Researchers at the Goethe University Frankfurt, together with partners from the University of Tübingen in Germany and Queen Mary University as well as Francis Crick Institute from London (UK) have developed a novel technology to decipher the secret ubiquitin code.

Ubiquitin is a small protein that can be linked to other cellular proteins, thereby controlling and modulating their functions. The attachment occurs in many...

Im Focus: Perovskite edges can be tuned for optoelectronic performance

Layered 2D material improves efficiency for solar cells and LEDs

In the eternal search for next generation high-efficiency solar cells and LEDs, scientists at Los Alamos National Laboratory and their partners are creating...

Im Focus: Polymer-coated silicon nanosheets as alternative to graphene: A perfect team for nanoelectronics

Silicon nanosheets are thin, two-dimensional layers with exceptional optoelectronic properties very similar to those of graphene. Albeit, the nanosheets are less stable. Now researchers at the Technical University of Munich (TUM) have, for the first time ever, produced a composite material combining silicon nanosheets and a polymer that is both UV-resistant and easy to process. This brings the scientists a significant step closer to industrial applications like flexible displays and photosensors.
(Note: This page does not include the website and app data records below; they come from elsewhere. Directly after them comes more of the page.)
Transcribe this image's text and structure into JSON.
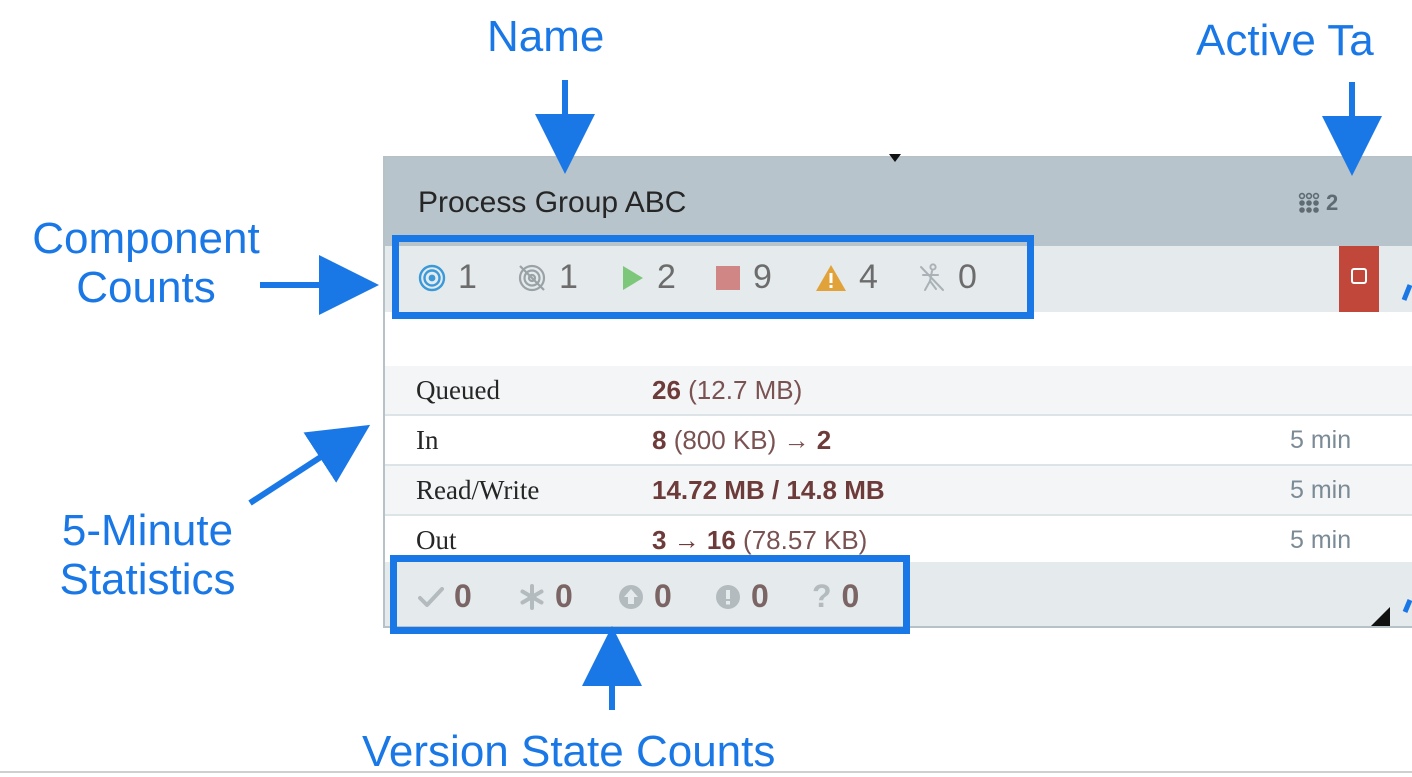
{
  "callouts": {
    "name": "Name",
    "active_tasks": "Active Ta",
    "component_counts_line1": "Component",
    "component_counts_line2": "Counts",
    "stats_line1": "5-Minute",
    "stats_line2": "Statistics",
    "version_state_counts": "Version State Counts"
  },
  "process_group": {
    "name": "Process Group ABC",
    "active_task_count": "2",
    "component_counts": {
      "transmitting": "1",
      "not_transmitting": "1",
      "running": "2",
      "stopped": "9",
      "invalid": "4",
      "disabled": "0"
    },
    "stats": [
      {
        "label": "Queued",
        "value_bold": "26",
        "value_rest": " (12.7 MB)",
        "time": ""
      },
      {
        "label": "In",
        "value_bold": "8",
        "value_rest": " (800 KB) → ",
        "value_bold2": "2",
        "time": "5 min"
      },
      {
        "label": "Read/Write",
        "value_bold": "14.72 MB / 14.8 MB",
        "value_rest": "",
        "time": "5 min"
      },
      {
        "label": "Out",
        "value_bold": "3 → 16",
        "value_rest": " (78.57 KB)",
        "time": "5 min"
      }
    ],
    "version_state_counts": {
      "up_to_date": "0",
      "locally_modified": "0",
      "stale": "0",
      "locally_modified_and_stale": "0",
      "sync_failure": "0"
    },
    "sync_failure_symbol": "?"
  },
  "colors": {
    "callout_blue": "#1a78e6",
    "header_gray": "#b7c4cb",
    "bulletin_red": "#c2473b",
    "running_green": "#7dc77a",
    "stopped_red": "#d18686",
    "invalid_orange": "#e2a23a"
  }
}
Silicon nanosheets are thin, two-dimensional layers with exceptional optoelectronic properties very similar to those of graphene. Albeit, the nanosheets are...

All Focus news of the innovation-report >>>

Anzeige

Anzeige

Event News

International Land Use Symposium ILUS 2017: Call for Abstracts and Registration open

20.03.2017 | Event News

CONNECT 2017: International congress on connective tissue

14.03.2017 | Event News

ICTM Conference: Turbine Construction between Big Data and Additive Manufacturing

07.03.2017 | Event News

 
Latest News

Researchers shoot for success with simulations of laser pulse-material interactions

29.03.2017 | Materials Sciences

Igniting a solar flare in the corona with lower-atmosphere kindling

29.03.2017 | Physics and Astronomy

As sea level rises, much of Honolulu and Waikiki vulnerable to groundwater inundation

29.03.2017 | Earth Sciences

VideoLinks
B2B-VideoLinks
More VideoLinks >>>